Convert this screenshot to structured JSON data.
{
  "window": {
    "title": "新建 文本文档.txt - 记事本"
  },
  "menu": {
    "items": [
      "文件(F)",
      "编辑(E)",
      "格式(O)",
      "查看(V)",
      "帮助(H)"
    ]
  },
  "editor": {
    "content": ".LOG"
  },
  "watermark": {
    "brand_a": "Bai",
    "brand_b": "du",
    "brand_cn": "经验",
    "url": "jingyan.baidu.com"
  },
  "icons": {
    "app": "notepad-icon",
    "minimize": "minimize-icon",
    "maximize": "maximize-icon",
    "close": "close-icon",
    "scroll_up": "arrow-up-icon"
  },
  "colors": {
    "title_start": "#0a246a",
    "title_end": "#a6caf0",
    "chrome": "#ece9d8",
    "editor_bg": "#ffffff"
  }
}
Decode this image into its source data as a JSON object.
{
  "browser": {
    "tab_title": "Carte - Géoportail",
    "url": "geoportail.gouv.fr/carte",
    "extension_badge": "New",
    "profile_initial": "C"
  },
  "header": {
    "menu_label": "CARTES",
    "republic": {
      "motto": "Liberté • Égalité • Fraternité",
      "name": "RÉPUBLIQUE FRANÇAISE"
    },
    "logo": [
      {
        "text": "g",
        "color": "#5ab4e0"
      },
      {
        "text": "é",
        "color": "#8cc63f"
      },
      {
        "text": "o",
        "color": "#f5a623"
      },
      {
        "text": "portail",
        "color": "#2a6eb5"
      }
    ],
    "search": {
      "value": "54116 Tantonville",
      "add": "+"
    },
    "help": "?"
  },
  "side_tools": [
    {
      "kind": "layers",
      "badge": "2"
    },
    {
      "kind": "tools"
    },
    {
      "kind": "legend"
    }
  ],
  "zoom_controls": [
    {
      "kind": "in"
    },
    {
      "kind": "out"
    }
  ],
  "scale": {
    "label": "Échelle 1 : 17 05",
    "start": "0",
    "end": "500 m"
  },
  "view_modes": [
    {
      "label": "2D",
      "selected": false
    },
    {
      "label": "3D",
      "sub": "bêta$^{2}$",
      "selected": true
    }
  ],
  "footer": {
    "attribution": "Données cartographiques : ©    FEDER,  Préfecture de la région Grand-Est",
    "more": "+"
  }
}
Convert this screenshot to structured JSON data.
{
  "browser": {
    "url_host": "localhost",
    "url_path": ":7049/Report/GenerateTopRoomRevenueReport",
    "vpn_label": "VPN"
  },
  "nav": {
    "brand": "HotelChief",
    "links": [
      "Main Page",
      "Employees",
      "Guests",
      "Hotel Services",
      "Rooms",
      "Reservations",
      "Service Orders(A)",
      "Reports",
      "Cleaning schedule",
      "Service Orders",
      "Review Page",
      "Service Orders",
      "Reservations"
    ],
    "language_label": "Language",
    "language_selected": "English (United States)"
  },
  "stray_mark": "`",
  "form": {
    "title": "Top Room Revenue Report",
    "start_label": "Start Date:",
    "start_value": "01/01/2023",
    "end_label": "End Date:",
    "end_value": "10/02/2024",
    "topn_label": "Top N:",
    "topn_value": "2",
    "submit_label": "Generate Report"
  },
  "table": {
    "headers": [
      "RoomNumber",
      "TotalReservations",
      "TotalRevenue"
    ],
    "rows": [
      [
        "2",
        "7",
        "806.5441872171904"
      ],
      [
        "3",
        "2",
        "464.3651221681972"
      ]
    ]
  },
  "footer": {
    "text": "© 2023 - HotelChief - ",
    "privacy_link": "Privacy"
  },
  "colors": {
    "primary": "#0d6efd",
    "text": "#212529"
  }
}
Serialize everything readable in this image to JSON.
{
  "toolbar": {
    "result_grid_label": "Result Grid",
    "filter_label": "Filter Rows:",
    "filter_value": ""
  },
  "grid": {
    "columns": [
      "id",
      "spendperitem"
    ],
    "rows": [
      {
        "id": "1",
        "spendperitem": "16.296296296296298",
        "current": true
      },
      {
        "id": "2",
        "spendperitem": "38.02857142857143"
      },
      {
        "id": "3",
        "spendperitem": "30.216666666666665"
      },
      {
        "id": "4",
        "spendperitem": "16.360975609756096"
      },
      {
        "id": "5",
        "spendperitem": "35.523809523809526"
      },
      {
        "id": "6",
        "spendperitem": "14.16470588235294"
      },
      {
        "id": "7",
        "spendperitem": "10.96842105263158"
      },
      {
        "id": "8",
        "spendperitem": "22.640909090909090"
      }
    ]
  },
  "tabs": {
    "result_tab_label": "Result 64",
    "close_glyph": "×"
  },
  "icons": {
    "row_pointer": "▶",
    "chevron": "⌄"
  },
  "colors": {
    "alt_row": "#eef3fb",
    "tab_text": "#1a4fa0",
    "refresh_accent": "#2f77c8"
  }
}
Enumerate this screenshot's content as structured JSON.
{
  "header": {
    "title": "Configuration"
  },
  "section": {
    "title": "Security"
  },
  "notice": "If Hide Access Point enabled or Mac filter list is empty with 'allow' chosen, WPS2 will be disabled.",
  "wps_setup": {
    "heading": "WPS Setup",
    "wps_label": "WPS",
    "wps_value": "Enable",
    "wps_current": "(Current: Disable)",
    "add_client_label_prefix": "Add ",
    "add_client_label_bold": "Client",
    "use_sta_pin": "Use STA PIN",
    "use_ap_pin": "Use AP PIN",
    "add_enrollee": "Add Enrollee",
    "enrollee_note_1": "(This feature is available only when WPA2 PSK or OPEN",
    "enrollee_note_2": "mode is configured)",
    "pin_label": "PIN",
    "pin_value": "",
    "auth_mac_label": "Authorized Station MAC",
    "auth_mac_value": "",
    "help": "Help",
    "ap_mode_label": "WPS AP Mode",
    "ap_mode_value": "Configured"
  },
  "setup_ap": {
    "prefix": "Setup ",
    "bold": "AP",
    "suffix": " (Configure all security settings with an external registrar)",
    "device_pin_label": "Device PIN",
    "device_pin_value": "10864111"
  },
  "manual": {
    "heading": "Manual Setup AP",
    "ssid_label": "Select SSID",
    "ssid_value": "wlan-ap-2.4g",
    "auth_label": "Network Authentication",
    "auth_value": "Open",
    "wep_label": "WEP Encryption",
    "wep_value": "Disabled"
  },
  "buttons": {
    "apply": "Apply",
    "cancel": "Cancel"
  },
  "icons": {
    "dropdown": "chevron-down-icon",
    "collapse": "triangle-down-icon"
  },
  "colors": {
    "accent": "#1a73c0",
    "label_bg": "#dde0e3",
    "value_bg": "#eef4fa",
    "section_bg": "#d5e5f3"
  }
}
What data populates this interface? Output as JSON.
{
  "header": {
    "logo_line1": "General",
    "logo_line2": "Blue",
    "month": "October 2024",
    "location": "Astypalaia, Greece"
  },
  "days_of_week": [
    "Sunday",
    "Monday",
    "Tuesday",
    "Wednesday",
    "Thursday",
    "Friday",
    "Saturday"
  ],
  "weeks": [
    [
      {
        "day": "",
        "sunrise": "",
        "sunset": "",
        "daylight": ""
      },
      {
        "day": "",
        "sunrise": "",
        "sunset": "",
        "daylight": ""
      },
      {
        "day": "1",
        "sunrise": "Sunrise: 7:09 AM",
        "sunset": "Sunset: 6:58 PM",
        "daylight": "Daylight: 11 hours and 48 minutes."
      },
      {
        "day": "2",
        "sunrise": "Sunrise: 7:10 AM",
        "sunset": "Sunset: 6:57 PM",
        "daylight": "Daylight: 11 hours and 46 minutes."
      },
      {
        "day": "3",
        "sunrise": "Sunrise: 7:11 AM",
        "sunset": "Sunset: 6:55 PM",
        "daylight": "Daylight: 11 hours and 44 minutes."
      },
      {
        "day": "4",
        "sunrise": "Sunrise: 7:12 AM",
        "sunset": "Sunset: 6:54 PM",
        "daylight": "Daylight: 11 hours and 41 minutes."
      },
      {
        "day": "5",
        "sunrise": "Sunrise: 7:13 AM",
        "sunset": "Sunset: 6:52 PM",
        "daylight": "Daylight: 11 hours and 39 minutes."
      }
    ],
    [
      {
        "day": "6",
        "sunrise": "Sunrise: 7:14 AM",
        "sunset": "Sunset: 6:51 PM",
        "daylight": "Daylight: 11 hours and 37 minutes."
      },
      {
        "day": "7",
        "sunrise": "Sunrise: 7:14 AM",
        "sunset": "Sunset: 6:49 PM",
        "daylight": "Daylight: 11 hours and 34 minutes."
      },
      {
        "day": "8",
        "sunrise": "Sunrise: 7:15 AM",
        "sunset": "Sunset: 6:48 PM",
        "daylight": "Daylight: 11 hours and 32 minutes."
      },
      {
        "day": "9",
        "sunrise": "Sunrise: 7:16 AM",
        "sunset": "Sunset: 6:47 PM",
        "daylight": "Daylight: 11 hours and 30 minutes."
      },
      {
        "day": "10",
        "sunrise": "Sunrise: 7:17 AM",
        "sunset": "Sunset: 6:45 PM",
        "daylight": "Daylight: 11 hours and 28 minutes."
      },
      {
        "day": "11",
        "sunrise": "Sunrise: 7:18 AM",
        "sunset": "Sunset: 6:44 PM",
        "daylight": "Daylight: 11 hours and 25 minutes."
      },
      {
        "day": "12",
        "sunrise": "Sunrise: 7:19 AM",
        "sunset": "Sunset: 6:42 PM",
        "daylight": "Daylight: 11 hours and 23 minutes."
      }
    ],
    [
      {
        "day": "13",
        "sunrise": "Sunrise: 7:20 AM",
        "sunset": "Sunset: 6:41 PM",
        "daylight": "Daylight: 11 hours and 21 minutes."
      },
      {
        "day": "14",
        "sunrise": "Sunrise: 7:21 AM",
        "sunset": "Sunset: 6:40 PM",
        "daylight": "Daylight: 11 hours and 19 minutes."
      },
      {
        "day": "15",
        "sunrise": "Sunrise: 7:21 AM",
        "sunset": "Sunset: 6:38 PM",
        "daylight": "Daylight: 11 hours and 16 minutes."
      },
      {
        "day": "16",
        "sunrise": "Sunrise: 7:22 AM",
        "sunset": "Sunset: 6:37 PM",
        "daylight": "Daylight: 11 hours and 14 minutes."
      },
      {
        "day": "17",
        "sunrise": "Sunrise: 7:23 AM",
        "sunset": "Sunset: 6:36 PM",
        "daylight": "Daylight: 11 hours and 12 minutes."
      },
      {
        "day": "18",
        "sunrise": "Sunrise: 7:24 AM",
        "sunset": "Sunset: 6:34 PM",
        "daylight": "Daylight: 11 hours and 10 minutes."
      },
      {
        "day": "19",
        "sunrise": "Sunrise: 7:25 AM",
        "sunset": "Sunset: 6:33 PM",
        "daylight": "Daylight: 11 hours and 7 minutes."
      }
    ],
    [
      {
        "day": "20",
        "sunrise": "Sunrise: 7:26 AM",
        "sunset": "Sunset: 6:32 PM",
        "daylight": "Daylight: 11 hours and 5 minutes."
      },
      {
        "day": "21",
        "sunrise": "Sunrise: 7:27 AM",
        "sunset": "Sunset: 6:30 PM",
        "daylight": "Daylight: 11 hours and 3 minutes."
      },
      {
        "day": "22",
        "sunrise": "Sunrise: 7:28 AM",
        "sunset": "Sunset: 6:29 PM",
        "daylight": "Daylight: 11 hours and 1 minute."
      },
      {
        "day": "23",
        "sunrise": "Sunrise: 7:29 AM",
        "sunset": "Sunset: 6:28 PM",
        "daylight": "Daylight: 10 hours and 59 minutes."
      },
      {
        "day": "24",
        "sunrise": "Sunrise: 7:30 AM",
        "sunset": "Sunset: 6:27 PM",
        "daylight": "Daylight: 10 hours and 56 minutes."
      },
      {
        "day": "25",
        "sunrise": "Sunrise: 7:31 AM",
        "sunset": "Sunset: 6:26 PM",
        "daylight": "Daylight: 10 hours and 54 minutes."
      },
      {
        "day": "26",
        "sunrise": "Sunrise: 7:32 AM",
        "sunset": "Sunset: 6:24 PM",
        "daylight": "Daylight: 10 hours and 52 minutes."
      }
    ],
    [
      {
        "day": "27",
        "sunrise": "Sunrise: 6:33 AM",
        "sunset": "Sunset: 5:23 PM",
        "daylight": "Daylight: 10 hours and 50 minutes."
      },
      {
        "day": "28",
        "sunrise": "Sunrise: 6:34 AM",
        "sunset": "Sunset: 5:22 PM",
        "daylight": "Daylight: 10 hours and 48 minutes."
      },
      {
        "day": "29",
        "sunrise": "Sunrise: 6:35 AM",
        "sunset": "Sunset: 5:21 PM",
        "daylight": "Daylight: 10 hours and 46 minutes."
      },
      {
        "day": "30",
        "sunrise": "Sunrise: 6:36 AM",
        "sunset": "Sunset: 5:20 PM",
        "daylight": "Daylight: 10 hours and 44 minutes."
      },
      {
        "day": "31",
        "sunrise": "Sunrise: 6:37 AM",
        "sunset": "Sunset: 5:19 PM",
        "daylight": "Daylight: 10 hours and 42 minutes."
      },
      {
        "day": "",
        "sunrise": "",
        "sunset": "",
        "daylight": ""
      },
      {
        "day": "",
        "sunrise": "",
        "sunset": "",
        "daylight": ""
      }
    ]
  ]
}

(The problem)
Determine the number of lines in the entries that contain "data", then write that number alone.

(Written answer)
4